▶ _Assigned task_: Apart from the pictures, reproduce the data below exactly as it stands.

▶ _Provided entries_:
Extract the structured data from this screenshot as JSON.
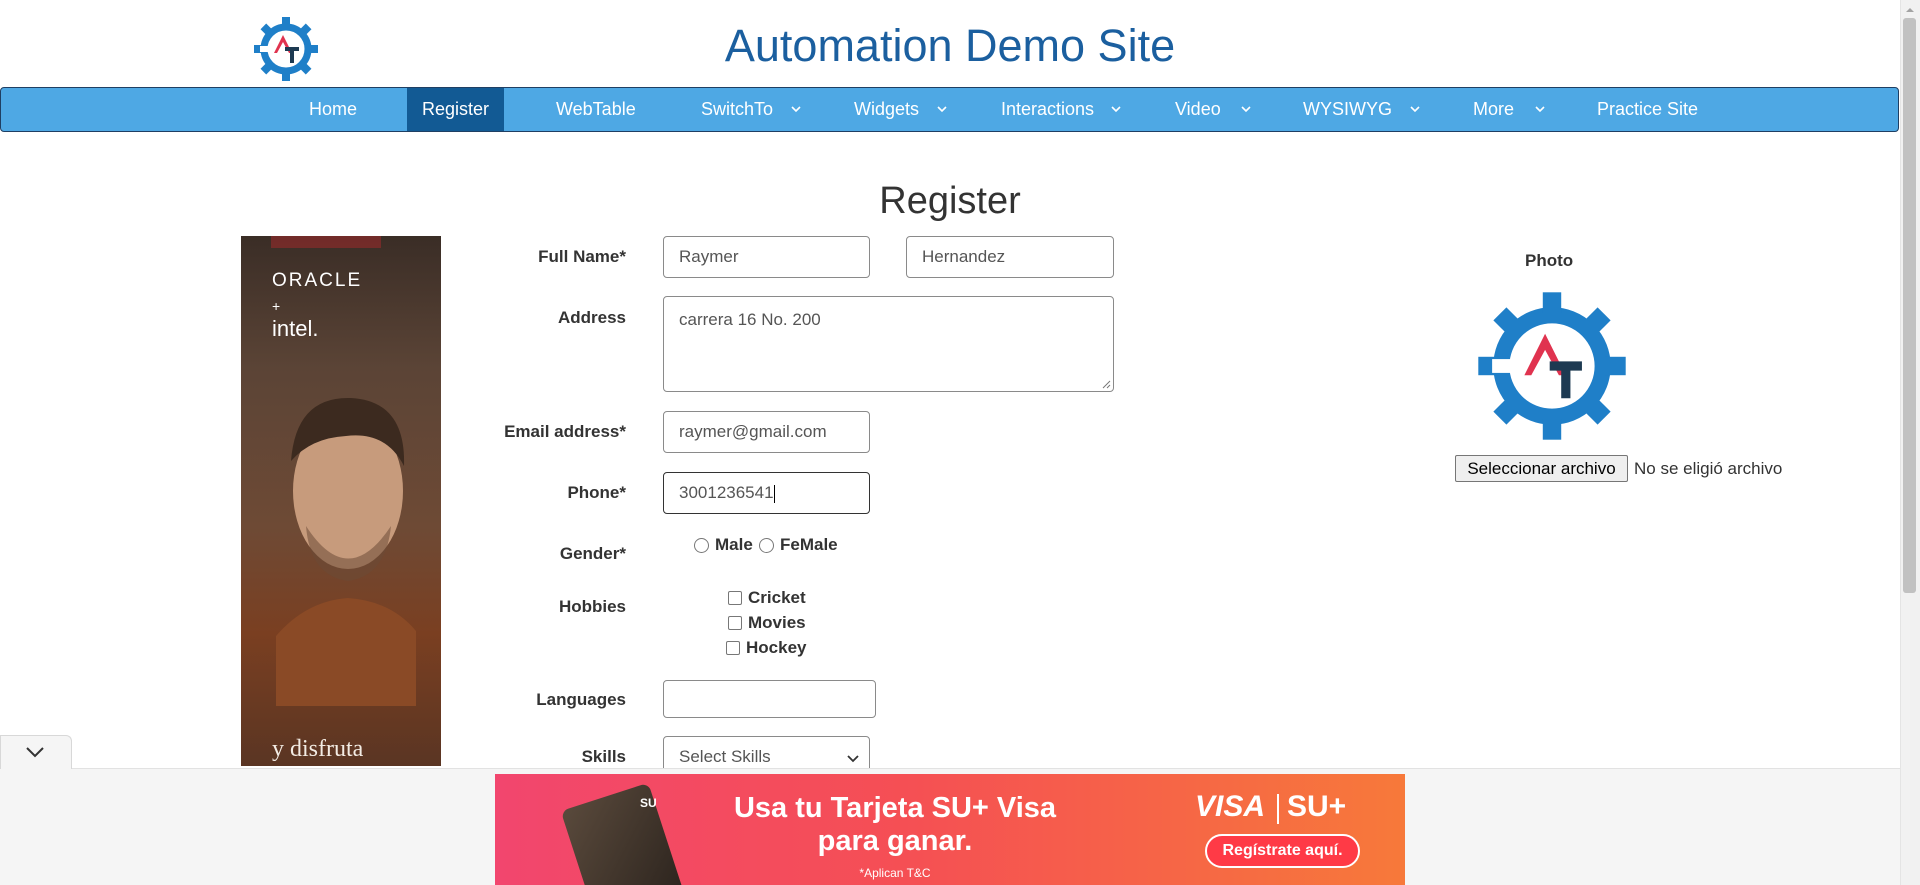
{
  "header": {
    "title": "Automation Demo Site",
    "logo_icon": "automation-gear-logo-icon"
  },
  "nav": {
    "items": [
      {
        "label": "Home",
        "dropdown": false
      },
      {
        "label": "Register",
        "dropdown": false,
        "active": true
      },
      {
        "label": "WebTable",
        "dropdown": false
      },
      {
        "label": "SwitchTo",
        "dropdown": true
      },
      {
        "label": "Widgets",
        "dropdown": true
      },
      {
        "label": "Interactions",
        "dropdown": true
      },
      {
        "label": "Video",
        "dropdown": true
      },
      {
        "label": "WYSIWYG",
        "dropdown": true
      },
      {
        "label": "More",
        "dropdown": true
      },
      {
        "label": "Practice Site",
        "dropdown": false
      }
    ],
    "colors": {
      "bar": "#4ea8e4",
      "active": "#125a94"
    }
  },
  "page": {
    "heading": "Register"
  },
  "form": {
    "full_name_label": "Full Name*",
    "first_name_value": "Raymer",
    "last_name_value": "Hernandez",
    "address_label": "Address",
    "address_value": "carrera 16 No. 200",
    "email_label": "Email address*",
    "email_value": "raymer@gmail.com",
    "phone_label": "Phone*",
    "phone_value": "3001236541",
    "gender_label": "Gender*",
    "gender_options": [
      "Male",
      "FeMale"
    ],
    "hobbies_label": "Hobbies",
    "hobby_options": [
      "Cricket",
      "Movies",
      "Hockey"
    ],
    "languages_label": "Languages",
    "languages_value": "",
    "skills_label": "Skills",
    "skills_selected": "Select Skills"
  },
  "photo": {
    "label": "Photo",
    "button_label": "Seleccionar archivo",
    "file_status": "No se eligió archivo"
  },
  "left_ad": {
    "line1": "ORACLE",
    "line2": "+",
    "line3": "intel.",
    "tagline": "y disfruta"
  },
  "bottom_ad": {
    "headline_1": "Usa tu Tarjeta SU+ Visa",
    "headline_2": "para ganar.",
    "footnote": "*Aplican T&C",
    "brand_visa": "VISA",
    "brand_su": "SU+",
    "cta": "Regístrate aquí.",
    "card_brand": "SU"
  }
}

▶ _Your solution_:
Extract the structured data from this screenshot as JSON.
{
  "header": {
    "title": "Automation Demo Site",
    "logo_icon": "automation-gear-logo-icon"
  },
  "nav": {
    "items": [
      {
        "label": "Home",
        "dropdown": false
      },
      {
        "label": "Register",
        "dropdown": false,
        "active": true
      },
      {
        "label": "WebTable",
        "dropdown": false
      },
      {
        "label": "SwitchTo",
        "dropdown": true
      },
      {
        "label": "Widgets",
        "dropdown": true
      },
      {
        "label": "Interactions",
        "dropdown": true
      },
      {
        "label": "Video",
        "dropdown": true
      },
      {
        "label": "WYSIWYG",
        "dropdown": true
      },
      {
        "label": "More",
        "dropdown": true
      },
      {
        "label": "Practice Site",
        "dropdown": false
      }
    ],
    "colors": {
      "bar": "#4ea8e4",
      "active": "#125a94"
    }
  },
  "page": {
    "heading": "Register"
  },
  "form": {
    "full_name_label": "Full Name*",
    "first_name_value": "Raymer",
    "last_name_value": "Hernandez",
    "address_label": "Address",
    "address_value": "carrera 16 No. 200",
    "email_label": "Email address*",
    "email_value": "raymer@gmail.com",
    "phone_label": "Phone*",
    "phone_value": "3001236541",
    "gender_label": "Gender*",
    "gender_options": [
      "Male",
      "FeMale"
    ],
    "hobbies_label": "Hobbies",
    "hobby_options": [
      "Cricket",
      "Movies",
      "Hockey"
    ],
    "languages_label": "Languages",
    "languages_value": "",
    "skills_label": "Skills",
    "skills_selected": "Select Skills"
  },
  "photo": {
    "label": "Photo",
    "button_label": "Seleccionar archivo",
    "file_status": "No se eligió archivo"
  },
  "left_ad": {
    "line1": "ORACLE",
    "line2": "+",
    "line3": "intel.",
    "tagline": "y disfruta"
  },
  "bottom_ad": {
    "headline_1": "Usa tu Tarjeta SU+ Visa",
    "headline_2": "para ganar.",
    "footnote": "*Aplican T&C",
    "brand_visa": "VISA",
    "brand_su": "SU+",
    "cta": "Regístrate aquí.",
    "card_brand": "SU"
  }
}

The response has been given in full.